The UK’s most senior civil servant is considering an early departure from his role after leaked WhatsApp messages that have infuriated Conservative MPs.
Simon Case, cabinet secretary, has told friends that he is “genuinely undecided” between trying to guide the civil service through a general election next year and resigning this year to give his successor a chance to bed in before the possible formation of a new government.
Case has come under pressure from Conservative MPs this week over WhatsApp messages that appeared in The Telegraph as a part of a trove of leaked material.
In the messages, Case describes some opposition to Covid-19 restrictions as “pure Conservative ideology”. When designing a communications strategy, Case said that then prime minister Boris Johnson, who had poor personal polling, was “nationally distrusted”.
“I can’t see how Simon Case survives this, especially if there are more messages of his directly slagging off other ministers,” one senior Conservative backbencher told the Financial Times.
While friends of the cabinet secretary say that he has continued to receive support from his colleagues, he is also said to be “fed up”.
Among Case’s fellow officials, there is particular concern about his handling of “partygate”, which centred on rule-breaking in Downing Street and Whitehall during Covid restrictions in 2020 and 2021.
One senior official said: “Simon didn’t stand up for his own people over partygate,” adding that junior staff were issued with fines for attending events happening on his watch.
Case has also drawn scrutiny for his knowledge of Johnson’s personal financial relationship with the chair of the BBC and for the government’s response to bullying allegations against Dominic Raab, the justice secretary.
Rishi Sunak’s spokesperson declined to comment on the WhatsApp messages. Downing Street said: “The cabinet secretary has the confidence of the prime minister and that has not changed.”
An ally of Case said they contained “casual language being used in a casual setting . . . There are a lot of Conservatives who dislike the civil service, but who can name only one civil servant.” Another ally of Case said that his “original sin was being young and talented and promoted to that job before he was grey”.
Another issue upsetting officials was the removal of Tom Scholar, the former permanent secretary of the Treasury, by Kwasi Kwarteng, who briefly served as chancellor in Liz Truss’s shortlived government. This was regarded as inappropriate over-reach by ministers. Case, however, is known to be wounded by the implication that he failed to support Scholar.

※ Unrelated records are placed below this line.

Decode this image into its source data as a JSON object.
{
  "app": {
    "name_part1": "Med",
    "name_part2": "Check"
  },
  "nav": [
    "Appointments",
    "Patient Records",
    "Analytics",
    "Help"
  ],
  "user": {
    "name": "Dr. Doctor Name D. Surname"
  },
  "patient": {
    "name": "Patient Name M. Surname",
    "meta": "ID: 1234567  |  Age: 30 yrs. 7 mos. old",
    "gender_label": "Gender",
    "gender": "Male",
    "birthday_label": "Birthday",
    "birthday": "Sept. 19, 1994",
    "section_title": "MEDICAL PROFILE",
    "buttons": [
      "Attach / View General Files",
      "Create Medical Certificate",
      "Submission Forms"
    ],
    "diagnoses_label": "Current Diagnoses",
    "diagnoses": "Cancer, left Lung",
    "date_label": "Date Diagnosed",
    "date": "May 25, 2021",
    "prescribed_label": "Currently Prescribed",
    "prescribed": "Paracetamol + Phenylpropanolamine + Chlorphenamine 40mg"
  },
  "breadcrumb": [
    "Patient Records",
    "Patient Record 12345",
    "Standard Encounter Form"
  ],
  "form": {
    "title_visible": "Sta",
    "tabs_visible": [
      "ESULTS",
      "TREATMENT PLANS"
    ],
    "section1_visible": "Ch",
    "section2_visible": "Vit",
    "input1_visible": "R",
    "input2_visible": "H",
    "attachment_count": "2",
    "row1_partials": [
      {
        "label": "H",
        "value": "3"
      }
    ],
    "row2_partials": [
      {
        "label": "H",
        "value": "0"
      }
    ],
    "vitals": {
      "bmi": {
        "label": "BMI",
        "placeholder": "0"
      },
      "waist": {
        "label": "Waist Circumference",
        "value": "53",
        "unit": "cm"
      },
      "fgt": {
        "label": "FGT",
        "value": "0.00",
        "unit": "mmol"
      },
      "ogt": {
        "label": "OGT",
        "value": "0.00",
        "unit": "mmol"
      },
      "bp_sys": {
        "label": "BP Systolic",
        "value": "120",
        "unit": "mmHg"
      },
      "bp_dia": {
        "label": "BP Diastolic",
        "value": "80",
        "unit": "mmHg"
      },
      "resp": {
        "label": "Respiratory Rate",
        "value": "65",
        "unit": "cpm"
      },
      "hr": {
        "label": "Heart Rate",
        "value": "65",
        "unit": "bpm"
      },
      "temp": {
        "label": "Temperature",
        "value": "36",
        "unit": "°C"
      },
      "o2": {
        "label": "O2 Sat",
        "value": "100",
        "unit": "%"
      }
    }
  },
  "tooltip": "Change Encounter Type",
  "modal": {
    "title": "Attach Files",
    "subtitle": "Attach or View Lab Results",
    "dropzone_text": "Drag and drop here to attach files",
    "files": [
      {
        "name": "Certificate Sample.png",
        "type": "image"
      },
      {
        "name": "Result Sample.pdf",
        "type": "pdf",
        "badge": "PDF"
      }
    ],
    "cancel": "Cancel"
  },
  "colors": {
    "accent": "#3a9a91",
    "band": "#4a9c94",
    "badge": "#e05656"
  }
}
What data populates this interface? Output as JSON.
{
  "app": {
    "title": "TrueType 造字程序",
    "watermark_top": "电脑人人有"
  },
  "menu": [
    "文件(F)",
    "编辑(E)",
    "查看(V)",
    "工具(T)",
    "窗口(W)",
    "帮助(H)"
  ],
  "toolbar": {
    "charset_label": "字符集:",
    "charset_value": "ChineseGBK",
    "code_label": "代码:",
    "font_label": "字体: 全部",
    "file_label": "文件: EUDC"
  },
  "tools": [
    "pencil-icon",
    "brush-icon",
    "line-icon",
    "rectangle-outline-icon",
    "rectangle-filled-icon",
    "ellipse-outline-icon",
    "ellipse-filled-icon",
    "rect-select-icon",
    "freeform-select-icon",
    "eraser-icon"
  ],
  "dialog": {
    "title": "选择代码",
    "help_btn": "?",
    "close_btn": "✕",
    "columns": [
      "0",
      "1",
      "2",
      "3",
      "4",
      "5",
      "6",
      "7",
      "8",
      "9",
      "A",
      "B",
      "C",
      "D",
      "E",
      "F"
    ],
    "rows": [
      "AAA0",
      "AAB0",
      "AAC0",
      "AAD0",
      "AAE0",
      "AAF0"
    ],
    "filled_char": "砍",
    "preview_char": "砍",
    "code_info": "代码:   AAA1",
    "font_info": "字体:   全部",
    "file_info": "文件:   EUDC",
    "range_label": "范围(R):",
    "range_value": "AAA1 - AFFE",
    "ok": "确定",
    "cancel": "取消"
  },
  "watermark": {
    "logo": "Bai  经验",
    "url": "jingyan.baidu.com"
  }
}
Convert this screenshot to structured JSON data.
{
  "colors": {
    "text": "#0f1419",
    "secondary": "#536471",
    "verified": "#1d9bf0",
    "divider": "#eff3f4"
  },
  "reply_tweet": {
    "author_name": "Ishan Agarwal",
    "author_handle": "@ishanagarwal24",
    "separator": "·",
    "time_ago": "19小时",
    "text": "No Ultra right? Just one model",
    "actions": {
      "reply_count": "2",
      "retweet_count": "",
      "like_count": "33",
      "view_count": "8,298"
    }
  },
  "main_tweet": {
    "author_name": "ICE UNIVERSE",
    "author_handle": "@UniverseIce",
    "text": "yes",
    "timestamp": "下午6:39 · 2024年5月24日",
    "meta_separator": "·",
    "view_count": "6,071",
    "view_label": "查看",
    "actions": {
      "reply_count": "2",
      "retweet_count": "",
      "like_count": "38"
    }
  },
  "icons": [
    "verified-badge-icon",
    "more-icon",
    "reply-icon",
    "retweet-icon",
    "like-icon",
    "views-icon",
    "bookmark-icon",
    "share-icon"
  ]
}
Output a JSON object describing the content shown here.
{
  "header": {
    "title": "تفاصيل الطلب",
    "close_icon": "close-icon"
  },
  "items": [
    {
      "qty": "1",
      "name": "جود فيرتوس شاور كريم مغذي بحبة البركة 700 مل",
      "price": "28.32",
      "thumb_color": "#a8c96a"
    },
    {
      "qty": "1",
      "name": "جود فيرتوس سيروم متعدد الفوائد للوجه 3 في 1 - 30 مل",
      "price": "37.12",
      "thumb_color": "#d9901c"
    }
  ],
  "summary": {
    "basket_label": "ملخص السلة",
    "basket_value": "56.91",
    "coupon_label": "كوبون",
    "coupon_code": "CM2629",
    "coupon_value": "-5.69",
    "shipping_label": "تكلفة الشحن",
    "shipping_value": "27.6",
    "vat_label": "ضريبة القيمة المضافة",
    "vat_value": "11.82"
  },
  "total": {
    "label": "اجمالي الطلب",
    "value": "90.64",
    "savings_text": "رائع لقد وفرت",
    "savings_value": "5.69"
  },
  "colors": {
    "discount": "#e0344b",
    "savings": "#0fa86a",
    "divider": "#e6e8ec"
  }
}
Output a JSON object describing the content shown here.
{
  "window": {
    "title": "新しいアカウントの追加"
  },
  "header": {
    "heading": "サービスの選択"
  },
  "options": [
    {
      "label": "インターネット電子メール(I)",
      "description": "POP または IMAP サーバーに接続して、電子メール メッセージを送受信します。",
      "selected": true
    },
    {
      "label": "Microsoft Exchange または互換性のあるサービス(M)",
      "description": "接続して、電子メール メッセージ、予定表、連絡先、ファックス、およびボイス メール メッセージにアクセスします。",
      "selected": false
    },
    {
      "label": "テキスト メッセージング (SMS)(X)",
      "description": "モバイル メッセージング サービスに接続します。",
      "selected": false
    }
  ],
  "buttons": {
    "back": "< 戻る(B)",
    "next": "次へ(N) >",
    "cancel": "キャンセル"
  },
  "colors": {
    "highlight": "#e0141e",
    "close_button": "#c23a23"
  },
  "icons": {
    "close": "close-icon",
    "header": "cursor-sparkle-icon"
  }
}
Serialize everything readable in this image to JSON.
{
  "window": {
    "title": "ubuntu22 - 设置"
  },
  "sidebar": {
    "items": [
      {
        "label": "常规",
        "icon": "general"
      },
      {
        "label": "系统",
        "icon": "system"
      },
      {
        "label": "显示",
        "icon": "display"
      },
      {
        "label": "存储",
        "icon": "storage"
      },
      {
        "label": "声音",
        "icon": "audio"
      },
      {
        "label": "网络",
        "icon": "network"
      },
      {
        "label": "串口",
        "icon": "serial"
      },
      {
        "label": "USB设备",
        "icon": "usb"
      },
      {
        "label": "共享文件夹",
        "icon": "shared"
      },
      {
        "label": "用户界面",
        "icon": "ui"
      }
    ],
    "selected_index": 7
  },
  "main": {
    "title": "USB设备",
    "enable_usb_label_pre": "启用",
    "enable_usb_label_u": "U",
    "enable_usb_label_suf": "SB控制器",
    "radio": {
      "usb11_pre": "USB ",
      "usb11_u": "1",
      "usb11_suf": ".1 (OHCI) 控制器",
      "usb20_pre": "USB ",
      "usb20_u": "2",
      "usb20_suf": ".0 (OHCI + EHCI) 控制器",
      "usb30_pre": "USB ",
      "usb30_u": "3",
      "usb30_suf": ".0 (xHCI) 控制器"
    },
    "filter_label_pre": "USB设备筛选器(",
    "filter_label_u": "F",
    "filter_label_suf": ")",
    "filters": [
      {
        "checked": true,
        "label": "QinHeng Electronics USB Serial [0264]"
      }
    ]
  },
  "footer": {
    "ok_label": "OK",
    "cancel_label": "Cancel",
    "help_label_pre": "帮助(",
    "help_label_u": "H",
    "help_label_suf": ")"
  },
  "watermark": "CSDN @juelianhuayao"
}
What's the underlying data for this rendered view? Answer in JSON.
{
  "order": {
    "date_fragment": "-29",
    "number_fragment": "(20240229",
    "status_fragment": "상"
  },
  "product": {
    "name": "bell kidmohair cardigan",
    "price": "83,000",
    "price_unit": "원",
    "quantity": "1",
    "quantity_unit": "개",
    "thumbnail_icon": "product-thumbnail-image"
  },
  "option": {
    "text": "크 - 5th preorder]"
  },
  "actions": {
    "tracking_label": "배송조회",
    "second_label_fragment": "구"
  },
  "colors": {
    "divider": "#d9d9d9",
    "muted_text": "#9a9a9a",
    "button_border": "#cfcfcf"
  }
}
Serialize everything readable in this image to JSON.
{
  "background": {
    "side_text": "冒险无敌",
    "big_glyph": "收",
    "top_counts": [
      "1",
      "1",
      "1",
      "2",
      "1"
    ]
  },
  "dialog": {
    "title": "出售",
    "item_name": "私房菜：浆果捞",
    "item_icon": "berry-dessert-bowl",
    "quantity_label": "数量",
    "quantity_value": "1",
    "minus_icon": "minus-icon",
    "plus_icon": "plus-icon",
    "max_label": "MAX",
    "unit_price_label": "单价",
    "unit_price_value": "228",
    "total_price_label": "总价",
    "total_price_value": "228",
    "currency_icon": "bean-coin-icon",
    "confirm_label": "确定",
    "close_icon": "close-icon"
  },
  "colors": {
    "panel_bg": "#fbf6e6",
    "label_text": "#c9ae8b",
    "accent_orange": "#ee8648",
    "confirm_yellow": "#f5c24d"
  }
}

A Cabinet Office insider said they considered a departure this year as very unlikely.
Another senior official said: “The charge sheet is now so long against him, the only interpretation can be that the PM probably doesn’t want to get rid of him.”